I have never thought of myself as an artist. Artists draw and paint things, and while my sketches are passable, they are nothing I'd ever hang on the wall. That's why when I create artwork I generally use something else as a starting point, like this. In the case of the artwork for the playhouse, my starting point was paper.
Let me just pause here to say how much I love paper. It is so versatile, comes in all kinds of sizes, colors and textures, and is CHEAP! It is hands down my favorite craft product.
So this is the trio of collages I created to hang in Ave's house (assuming it ever gets completed...):
I actually plan to hang these horizontally, so use your imagination. I agonized over how to compose these three little prints, but I'm really happy with how they turned out. Here's the how to:
Start with square canvases in whatever size works for your application. Mine are 11" x 11" and actually were already painted with tuscan designs. I just primed them before painting them pink. The darker pink is right out of the bottle; the lighter one is that shade mixed with white. Unlike most paints, these dried lighter, so keep that in mind. I taped off all of my lines to keep the edges clean, but you could freehand the background if you wanted.
For the collages I used a combination of hand cut shapes (the vase, grassy hill, tulip), Cricut cut designs (daisies) and shapes traced from printouts (letter "a", butterfly). Most of the papers are scrapbooking papers, but the pink stripe used on the tulip is actually an enclosure card picked up on the dollar aisle at Michael's. The lesson? Unlearn an item's intended use and allow things that will work for a project to work! All of the pieces have dimensional embellishments such as silk flowers, ribbons, rhinestones (on the butterfly), bubble stickers (on the center of the pink daisy at top), brads, etc. The daisy at top and the butterfly bend away from the canvas, adding more dimension. I'm so excited with how these turned out and can't wait to see them against the green walls of the playhouse!

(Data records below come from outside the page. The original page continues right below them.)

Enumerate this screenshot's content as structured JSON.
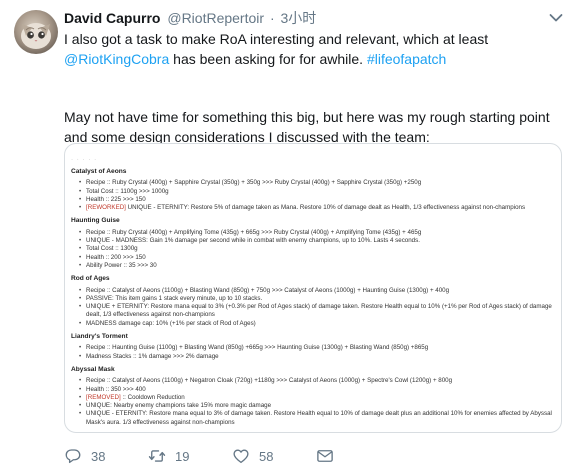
{
  "author": {
    "name": "David Capurro",
    "handle": "@RiotRepertoir",
    "separator": "·",
    "time": "3小时"
  },
  "tweet": {
    "line1": "I also got a task to make RoA interesting and relevant, which at least",
    "mention": "@RiotKingCobra",
    "line2_rest": " has been asking for for awhile. ",
    "hashtag": "#lifeofapatch",
    "para2": "May not have time for something this big, but here was my rough starting point and some design considerations I discussed with the team:"
  },
  "embed": {
    "dots": "· · · · ·",
    "sections": [
      {
        "title": "Catalyst of Aeons",
        "items": [
          {
            "text": "Recipe :: Ruby Crystal (400g) + Sapphire Crystal (350g) + 350g >>> Ruby Crystal (400g) + Sapphire Crystal (350g) +250g"
          },
          {
            "text": "Total Cost :: 1100g >>> 1000g"
          },
          {
            "text": "Health :: 225 >>> 150"
          },
          {
            "prefix": "[REWORKED]",
            "text": " UNIQUE - ETERNITY: Restore 5% of damage taken as Mana. Restore 10% of damage dealt as Health, 1/3 effectiveness against non-champions"
          }
        ]
      },
      {
        "title": "Haunting Guise",
        "items": [
          {
            "text": "Recipe :: Ruby Crystal (400g) + Amplifying Tome (435g) + 665g >>> Ruby Crystal (400g) + Amplifying Tome (435g) + 465g"
          },
          {
            "text": "UNIQUE - MADNESS: Gain 1% damage per second while in combat with enemy champions, up to 10%. Lasts 4 seconds."
          },
          {
            "text": "Total Cost :: 1300g"
          },
          {
            "text": "Health :: 200 >>> 150"
          },
          {
            "text": "Ability Power :: 35 >>> 30"
          }
        ]
      },
      {
        "title": "Rod of Ages",
        "items": [
          {
            "text": "Recipe :: Catalyst of Aeons (1100g) + Blasting Wand (850g) + 750g >>> Catalyst of Aeons (1000g) + Haunting Guise (1300g) + 400g"
          },
          {
            "text": "PASSIVE: This item gains 1 stack every minute, up to 10 stacks."
          },
          {
            "text": "UNIQUE + ETERNITY: Restore mana equal to 3% (+0.3% per Rod of Ages stack) of damage taken. Restore Health equal to 10% (+1% per Rod of Ages stack) of damage dealt, 1/3 effectiveness against non-champions"
          },
          {
            "text": "MADNESS damage cap: 10% (+1% per stack of Rod of Ages)"
          }
        ]
      },
      {
        "title": "Liandry's Torment",
        "items": [
          {
            "text": "Recipe :: Haunting Guise (1100g) + Blasting Wand (850g) +665g >>> Haunting Guise (1300g) + Blasting Wand (850g) +865g"
          },
          {
            "text": "Madness Stacks :: 1% damage >>> 2% damage"
          }
        ]
      },
      {
        "title": "Abyssal Mask",
        "items": [
          {
            "text": "Recipe :: Catalyst of Aeons (1100g) + Negatron Cloak (720g) +1180g >>> Catalyst of Aeons (1000g) + Spectre's Cowl (1200g) + 800g"
          },
          {
            "text": "Health :: 350 >>> 400"
          },
          {
            "prefix": "[REMOVED]",
            "text": " :: Cooldown Reduction"
          },
          {
            "text": "UNIQUE: Nearby enemy champions take 15% more magic damage"
          },
          {
            "text": "UNIQUE - ETERNITY: Restore mana equal to 3% of damage taken. Restore Health equal to 10% of damage dealt plus an additional 10% for enemies affected by Abyssal Mask's aura. 1/3 effectiveness against non-champions"
          }
        ]
      }
    ]
  },
  "actions": {
    "reply_count": "38",
    "retweet_count": "19",
    "like_count": "58"
  },
  "colors": {
    "link": "#1da1f2",
    "muted": "#657786",
    "text": "#14171a",
    "reworked": "#c0392b"
  },
  "icons": [
    "reply-icon",
    "retweet-icon",
    "heart-icon",
    "mail-icon",
    "chevron-down-icon"
  ]
}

If you don't believe that anyone can make these, TRY! The only painting involved is the background (and you can forego the tricky patterns like the harlequin) and the flower stems. And actually, those could be paper, too. Had I had more flower designs in the Cricut cartridges I own, I probably wouldn't have hand cut anything at all.
No more excuses for not being able to find coordinating artwork for your naked walls--collage!